Data records for software interfaces
━━━━━━━━━━━━━━━━━━━━━━━━━━━━━━
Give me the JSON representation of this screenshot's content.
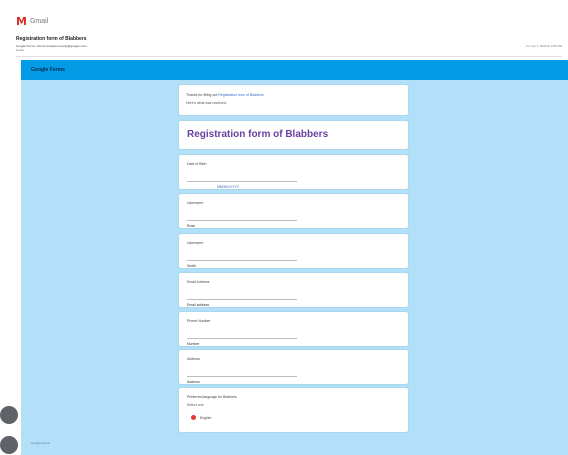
{
  "header": {
    "app_name": "Gmail",
    "subject": "Registration form of Blabbers",
    "sender": "Google Forms <forms-receipts-noreply@google.com>",
    "recipient": "to me",
    "date": "Fri, Apr 7, 2023 at 3:45 PM"
  },
  "form": {
    "brand": "Google Forms",
    "thanks_prefix": "Thanks for filling out ",
    "thanks_link": "Registration form of Blabbers",
    "thanks_sub": "Here's what was received.",
    "title": "Registration form of Blabbers",
    "questions": [
      {
        "label": "Date of Birth",
        "value": "MM/DD/YYYY"
      },
      {
        "label": "Username",
        "value": "Rose"
      },
      {
        "label": "Username",
        "value": "Smith"
      },
      {
        "label": "Email Address",
        "value": "Email address"
      },
      {
        "label": "Phone Number",
        "value": "Number"
      },
      {
        "label": "Address",
        "value": "Address"
      }
    ],
    "last_question": {
      "label": "Preferred language for Blabbers",
      "sub": "Select one",
      "option": "English"
    },
    "footer": "Google Forms"
  }
}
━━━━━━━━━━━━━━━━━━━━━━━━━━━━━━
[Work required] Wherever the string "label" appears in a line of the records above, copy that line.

[Answer section]
        "label": "Date of Birth",
        "label": "Username",
        "label": "Username",
        "label": "Email Address",
        "label": "Phone Number",
        "label": "Address",
      "label": "Preferred language for Blabbers",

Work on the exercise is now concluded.